== Exercise goal ==
For each record that follows, give it back exactly, with no pictures included.

** Extracted information follows **

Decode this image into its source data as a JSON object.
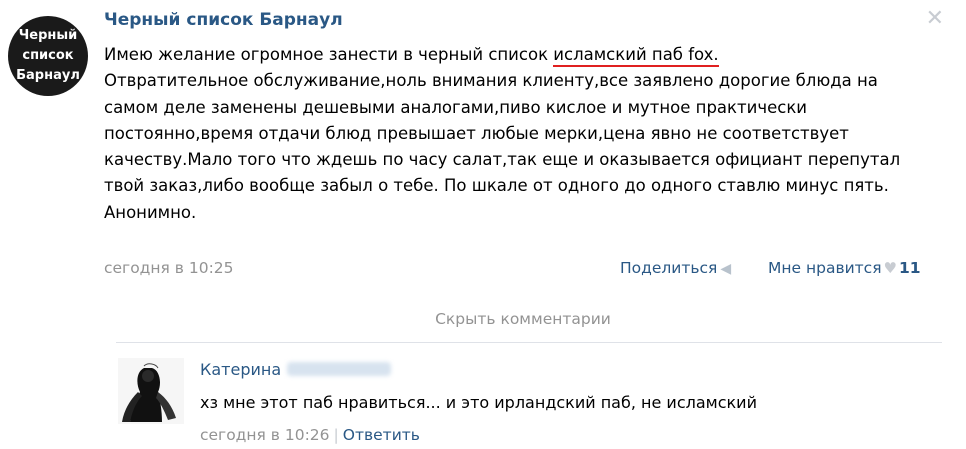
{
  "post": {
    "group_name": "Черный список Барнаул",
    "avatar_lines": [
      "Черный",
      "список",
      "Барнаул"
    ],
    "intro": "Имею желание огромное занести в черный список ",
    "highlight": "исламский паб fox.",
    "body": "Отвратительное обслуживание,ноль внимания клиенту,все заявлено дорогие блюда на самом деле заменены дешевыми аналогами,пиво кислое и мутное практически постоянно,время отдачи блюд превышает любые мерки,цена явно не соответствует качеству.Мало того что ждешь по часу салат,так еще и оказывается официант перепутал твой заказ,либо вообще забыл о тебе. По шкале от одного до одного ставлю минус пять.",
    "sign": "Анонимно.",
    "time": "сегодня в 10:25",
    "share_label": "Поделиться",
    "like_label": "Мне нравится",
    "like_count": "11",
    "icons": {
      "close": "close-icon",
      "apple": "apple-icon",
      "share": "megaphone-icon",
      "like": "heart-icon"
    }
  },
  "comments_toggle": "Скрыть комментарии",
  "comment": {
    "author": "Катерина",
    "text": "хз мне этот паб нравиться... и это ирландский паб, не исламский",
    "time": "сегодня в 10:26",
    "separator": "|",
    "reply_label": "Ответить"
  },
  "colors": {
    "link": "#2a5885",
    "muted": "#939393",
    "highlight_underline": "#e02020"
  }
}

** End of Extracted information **

== Answer for the task ==
Decode this image into its source data as a JSON object.
{
  "post": {
    "group_name": "Черный список Барнаул",
    "avatar_lines": [
      "Черный",
      "список",
      "Барнаул"
    ],
    "intro": "Имею желание огромное занести в черный список ",
    "highlight": "исламский паб fox.",
    "body": "Отвратительное обслуживание,ноль внимания клиенту,все заявлено дорогие блюда на самом деле заменены дешевыми аналогами,пиво кислое и мутное практически постоянно,время отдачи блюд превышает любые мерки,цена явно не соответствует качеству.Мало того что ждешь по часу салат,так еще и оказывается официант перепутал твой заказ,либо вообще забыл о тебе. По шкале от одного до одного ставлю минус пять.",
    "sign": "Анонимно.",
    "time": "сегодня в 10:25",
    "share_label": "Поделиться",
    "like_label": "Мне нравится",
    "like_count": "11",
    "icons": {
      "close": "close-icon",
      "apple": "apple-icon",
      "share": "megaphone-icon",
      "like": "heart-icon"
    }
  },
  "comments_toggle": "Скрыть комментарии",
  "comment": {
    "author": "Катерина",
    "text": "хз мне этот паб нравиться... и это ирландский паб, не исламский",
    "time": "сегодня в 10:26",
    "separator": "|",
    "reply_label": "Ответить"
  },
  "colors": {
    "link": "#2a5885",
    "muted": "#939393",
    "highlight_underline": "#e02020"
  }
}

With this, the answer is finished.